§ Supplied material
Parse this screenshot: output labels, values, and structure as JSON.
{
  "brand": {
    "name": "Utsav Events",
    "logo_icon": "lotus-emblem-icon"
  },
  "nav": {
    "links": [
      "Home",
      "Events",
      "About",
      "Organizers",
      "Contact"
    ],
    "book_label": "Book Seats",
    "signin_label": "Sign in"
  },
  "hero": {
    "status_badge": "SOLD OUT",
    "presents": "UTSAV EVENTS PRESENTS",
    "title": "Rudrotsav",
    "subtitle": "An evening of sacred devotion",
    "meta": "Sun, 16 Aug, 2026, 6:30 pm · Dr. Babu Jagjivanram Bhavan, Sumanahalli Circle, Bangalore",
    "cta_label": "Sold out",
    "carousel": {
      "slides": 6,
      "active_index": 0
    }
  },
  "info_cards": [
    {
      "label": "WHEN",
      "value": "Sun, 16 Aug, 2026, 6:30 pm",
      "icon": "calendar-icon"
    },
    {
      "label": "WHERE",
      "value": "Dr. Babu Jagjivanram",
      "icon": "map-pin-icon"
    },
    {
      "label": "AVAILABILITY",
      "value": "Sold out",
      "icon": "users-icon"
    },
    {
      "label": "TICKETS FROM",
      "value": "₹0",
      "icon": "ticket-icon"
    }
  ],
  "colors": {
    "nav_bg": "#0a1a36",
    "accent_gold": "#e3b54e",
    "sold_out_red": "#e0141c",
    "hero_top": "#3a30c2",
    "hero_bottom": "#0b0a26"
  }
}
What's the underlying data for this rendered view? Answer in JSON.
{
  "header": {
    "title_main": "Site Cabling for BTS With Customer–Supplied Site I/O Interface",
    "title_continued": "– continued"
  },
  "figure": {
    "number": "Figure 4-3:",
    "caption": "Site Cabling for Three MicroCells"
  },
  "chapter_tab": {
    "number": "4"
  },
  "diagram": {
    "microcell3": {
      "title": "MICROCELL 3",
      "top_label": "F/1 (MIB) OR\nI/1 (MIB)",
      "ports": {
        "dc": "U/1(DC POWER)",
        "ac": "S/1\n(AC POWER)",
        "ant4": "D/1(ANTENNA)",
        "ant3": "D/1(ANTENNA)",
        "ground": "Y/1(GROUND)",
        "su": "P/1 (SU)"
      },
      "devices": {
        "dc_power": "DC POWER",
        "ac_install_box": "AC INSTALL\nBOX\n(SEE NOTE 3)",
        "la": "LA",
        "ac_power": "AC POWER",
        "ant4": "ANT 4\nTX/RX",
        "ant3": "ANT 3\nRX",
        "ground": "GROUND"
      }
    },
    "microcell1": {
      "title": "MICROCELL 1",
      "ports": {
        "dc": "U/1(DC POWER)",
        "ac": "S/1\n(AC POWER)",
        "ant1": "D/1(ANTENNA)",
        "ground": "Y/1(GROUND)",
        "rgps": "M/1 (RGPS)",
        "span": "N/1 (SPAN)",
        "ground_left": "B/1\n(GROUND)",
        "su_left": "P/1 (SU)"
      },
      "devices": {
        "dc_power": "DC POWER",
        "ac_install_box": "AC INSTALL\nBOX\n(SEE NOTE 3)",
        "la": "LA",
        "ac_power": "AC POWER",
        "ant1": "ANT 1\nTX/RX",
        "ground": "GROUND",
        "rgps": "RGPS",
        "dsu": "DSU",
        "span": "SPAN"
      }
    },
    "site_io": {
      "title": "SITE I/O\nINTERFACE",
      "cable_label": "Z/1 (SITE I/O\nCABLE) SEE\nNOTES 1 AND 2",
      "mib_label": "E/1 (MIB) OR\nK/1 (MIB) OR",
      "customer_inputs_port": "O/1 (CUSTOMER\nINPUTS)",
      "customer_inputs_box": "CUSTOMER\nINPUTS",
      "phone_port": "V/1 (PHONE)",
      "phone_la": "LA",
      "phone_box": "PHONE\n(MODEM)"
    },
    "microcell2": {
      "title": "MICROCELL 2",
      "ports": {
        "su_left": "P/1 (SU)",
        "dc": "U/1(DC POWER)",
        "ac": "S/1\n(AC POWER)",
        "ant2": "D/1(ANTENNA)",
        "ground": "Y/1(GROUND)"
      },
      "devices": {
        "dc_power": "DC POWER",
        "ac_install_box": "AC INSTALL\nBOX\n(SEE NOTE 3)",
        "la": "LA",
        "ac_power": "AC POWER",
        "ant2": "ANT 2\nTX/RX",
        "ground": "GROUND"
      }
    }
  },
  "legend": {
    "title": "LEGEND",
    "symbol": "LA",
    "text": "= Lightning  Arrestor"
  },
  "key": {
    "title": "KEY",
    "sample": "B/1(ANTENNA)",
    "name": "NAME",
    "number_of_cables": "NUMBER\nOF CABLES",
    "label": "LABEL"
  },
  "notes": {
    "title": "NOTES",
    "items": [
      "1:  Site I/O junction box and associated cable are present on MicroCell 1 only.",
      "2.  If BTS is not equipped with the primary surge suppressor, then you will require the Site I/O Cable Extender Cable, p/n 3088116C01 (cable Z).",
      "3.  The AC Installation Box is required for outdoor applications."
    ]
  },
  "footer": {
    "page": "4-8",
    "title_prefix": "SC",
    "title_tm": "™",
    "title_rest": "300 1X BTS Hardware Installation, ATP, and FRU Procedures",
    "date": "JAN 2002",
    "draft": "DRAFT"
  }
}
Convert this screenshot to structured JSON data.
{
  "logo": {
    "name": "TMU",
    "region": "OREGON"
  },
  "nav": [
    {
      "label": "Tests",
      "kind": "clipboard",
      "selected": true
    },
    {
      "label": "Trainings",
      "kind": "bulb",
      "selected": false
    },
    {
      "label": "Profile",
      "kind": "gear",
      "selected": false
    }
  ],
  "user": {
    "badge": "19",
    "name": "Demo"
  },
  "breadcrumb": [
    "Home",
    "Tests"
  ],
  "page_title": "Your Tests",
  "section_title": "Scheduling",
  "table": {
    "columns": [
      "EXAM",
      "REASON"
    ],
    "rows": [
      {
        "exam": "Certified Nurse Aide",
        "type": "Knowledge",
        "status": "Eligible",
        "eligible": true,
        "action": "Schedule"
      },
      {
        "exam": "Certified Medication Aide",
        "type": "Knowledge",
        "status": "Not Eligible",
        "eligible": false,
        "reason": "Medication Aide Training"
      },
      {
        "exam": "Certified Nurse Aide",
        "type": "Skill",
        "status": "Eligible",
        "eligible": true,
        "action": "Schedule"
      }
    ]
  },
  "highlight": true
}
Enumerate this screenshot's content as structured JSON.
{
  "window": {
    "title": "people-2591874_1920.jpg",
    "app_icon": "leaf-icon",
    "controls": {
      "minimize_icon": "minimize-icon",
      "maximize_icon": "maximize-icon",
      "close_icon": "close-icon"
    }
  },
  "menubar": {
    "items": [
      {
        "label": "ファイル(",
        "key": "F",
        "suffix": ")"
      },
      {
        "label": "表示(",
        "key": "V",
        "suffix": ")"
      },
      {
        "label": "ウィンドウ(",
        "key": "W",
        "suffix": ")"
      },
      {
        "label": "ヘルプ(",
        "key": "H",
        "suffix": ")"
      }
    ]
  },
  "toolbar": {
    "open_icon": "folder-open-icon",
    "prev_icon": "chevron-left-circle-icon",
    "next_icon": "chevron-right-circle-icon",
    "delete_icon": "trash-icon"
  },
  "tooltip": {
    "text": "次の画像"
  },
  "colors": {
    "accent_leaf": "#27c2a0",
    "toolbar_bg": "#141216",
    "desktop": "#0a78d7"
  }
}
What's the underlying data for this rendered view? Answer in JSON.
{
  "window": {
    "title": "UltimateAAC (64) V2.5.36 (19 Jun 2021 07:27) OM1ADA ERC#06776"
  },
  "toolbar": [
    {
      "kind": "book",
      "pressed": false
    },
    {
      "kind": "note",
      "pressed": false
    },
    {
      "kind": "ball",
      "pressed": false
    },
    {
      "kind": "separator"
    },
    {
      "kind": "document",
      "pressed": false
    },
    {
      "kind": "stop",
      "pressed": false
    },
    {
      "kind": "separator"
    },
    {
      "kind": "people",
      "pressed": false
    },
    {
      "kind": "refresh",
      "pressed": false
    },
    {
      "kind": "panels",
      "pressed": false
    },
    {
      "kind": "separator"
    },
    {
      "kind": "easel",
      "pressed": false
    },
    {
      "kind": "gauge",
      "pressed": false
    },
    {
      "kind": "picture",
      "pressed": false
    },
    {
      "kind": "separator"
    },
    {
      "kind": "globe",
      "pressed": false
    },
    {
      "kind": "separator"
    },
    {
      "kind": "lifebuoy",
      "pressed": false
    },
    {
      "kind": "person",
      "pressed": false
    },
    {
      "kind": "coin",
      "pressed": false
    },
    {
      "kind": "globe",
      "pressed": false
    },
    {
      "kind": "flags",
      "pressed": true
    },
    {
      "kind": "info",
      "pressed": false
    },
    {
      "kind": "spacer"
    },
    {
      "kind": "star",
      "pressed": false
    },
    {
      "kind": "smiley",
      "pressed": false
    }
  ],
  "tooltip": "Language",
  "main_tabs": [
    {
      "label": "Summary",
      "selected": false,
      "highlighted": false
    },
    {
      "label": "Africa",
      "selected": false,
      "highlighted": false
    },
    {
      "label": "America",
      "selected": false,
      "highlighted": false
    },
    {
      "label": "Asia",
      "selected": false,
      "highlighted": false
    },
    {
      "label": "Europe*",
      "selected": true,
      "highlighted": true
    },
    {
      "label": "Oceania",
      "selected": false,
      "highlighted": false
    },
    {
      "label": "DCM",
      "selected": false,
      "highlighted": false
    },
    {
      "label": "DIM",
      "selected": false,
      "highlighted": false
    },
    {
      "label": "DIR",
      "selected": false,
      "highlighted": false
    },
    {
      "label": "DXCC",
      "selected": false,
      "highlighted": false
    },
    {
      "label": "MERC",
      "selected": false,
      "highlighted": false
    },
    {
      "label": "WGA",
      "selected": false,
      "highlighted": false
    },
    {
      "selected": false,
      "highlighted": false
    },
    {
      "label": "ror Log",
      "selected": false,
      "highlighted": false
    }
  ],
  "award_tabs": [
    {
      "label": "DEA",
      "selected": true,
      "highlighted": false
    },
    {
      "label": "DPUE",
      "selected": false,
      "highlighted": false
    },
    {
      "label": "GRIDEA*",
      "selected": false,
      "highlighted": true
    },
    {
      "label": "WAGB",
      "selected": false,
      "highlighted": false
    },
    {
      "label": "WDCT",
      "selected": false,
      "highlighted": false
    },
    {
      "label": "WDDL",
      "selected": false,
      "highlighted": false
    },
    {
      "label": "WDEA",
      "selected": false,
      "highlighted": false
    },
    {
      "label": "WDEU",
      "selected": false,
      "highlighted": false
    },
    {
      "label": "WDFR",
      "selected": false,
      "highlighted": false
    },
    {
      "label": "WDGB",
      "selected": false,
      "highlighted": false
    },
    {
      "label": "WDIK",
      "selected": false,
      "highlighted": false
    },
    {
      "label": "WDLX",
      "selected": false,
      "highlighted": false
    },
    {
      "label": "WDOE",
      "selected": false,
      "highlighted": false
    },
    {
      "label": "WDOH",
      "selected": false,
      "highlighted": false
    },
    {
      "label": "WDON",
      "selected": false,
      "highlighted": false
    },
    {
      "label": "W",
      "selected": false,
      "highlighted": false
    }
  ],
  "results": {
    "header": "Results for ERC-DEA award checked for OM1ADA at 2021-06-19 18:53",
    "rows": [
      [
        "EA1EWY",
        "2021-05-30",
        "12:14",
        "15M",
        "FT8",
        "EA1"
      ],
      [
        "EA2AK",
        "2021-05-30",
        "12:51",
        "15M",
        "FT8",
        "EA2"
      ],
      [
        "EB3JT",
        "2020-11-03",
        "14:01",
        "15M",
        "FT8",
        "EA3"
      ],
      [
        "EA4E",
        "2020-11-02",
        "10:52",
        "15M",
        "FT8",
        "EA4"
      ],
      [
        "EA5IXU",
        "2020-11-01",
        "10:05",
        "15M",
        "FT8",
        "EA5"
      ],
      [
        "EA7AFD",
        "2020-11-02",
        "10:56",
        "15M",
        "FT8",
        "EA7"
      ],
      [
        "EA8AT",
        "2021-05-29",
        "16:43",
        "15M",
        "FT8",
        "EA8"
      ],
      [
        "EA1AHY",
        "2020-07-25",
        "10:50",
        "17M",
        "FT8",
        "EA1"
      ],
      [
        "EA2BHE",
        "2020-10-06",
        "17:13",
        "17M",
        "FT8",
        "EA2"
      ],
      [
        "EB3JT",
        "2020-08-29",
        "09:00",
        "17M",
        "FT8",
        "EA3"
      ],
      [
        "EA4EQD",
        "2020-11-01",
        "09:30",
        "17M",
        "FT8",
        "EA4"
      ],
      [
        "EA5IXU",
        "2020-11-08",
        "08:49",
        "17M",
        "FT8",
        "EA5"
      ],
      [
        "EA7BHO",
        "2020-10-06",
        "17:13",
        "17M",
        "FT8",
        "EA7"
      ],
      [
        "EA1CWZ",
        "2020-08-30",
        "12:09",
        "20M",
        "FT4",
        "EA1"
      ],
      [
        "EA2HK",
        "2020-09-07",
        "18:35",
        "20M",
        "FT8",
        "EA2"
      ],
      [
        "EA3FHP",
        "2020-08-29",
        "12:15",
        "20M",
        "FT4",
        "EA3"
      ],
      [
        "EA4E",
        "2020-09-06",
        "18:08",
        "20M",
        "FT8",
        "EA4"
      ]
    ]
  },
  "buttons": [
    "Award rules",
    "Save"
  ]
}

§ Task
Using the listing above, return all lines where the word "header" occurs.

§ Reply
  "header": {
    "header": "Results for ERC-DEA award checked for OM1ADA at 2021-06-19 18:53",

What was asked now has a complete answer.